The US Department Of Justice announced in a recent memo that the US government will no longer prosecute Native American Tribes for the possession and sale of marijuana.
The memo starts by saying that “With a number of states legalizing marijuana for use and production, some tribes have requested guidance on the enforcement of the Controlled Substance Act (CSA) on tribal lands by the United States Attorneys’ offices.”
However, the memo also mentions that there were a number of key areas that they were going to continue to investigate, even within the tribal territories.
According to the memo:
The Cole Memorandum provides guidance to United States Attorneys on the proper prioritization of marijuana enforcement in their districts given the number of states that have moved to legalize marijuana for medicinal, agricultural, or recreational use.
Specifically, the Cole Memorandum lists eight federal law enforcement priorities where the Department will focus its limited investigative and prosecutorial resources in all states.
These eight priorities are as follows:
- Preventing the distribution of marijuana to minors;
- Preventing revenue from the sale of marijuana from going to criminal enterprises, gangs, and cartels;
- Preventing the diversion of marijuana from states where it is legal under state law in some form to other states;
- Preventing state-authorized marijuana activity from being used as cover or pretext for the trafficking of other illegal drugs or illegal activity;
- Preventing violence and the use of firearms in the cultivation and distribution of marijuana;
- Preventing drugged driving and the exacerbation of other adverse public health consequences associated with marijuana use;
- Preventing the growing of marijuana on public lands and the attendant public safety and environmental dangers posed by marijuana production on public lands;
- Preventing marijuana possession or use on federal property.
The tribes that exist throughout North America are very diverse, many of them with different internal governments that function much in the same way that state governments do. Some tribes will likely choose to legalize the product, while others will be swayed by drug war propaganda and fears of drug abuse.
The Yakama Reservation in Washington state, for example, has banned the use and distribution of marijuana within its borders, because they believe that legalization of the substance will somehow exacerbate the very serious alcohol issues that some within the tribe struggle with. Many other tribes see marijuana legalization as a new source of revenue, which could help them achieve more financial independence.
In an email to Marijuana.com, Erik Altieri, Communications Director for NORML pointed out that native tribes should have the right to decide what happens on their own lands.
[quote_box_center]“Having the Department of Justice take a stance honoring the sovereignty of Native American tribes when it comes to how they set their own marijuana policy is refreshing. The individuals living on these reservations deserve the same freedom to decide how they chose to handle marijuana on their own lands as we are currently providing the fifty states under current Justice Department memos,” Altieri said.[/quote_box_center]

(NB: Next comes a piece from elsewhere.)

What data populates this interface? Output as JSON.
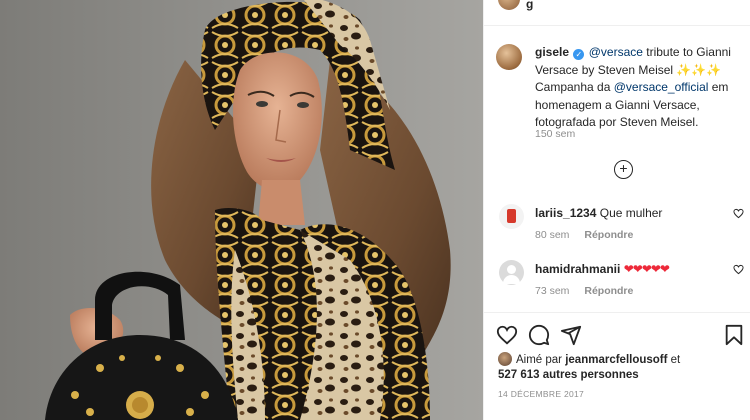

Marijuana has been proven to be one of the safest drugs known to man, less harmful than alcohol or anything you will find in a pharmacy. This plant has been called a miracle drug by many and is quickly growing in popularity for its medicinal properties. Yet despite the growing evidence of the incredible advantages and benign nature of cannabis, there are powerful business and political interests that are very intent on keeping this drug illegal.
Marijuana can cure cancer, heal countless other physical ailments, reduce our dependence on oil based products and prescription pharmaceuticals. All research shows that this plant is not only harmless, but can be extremely beneficial to our environment and our society. Hemp was even used to clean up radiation after the Chernobyl disaster in 1986.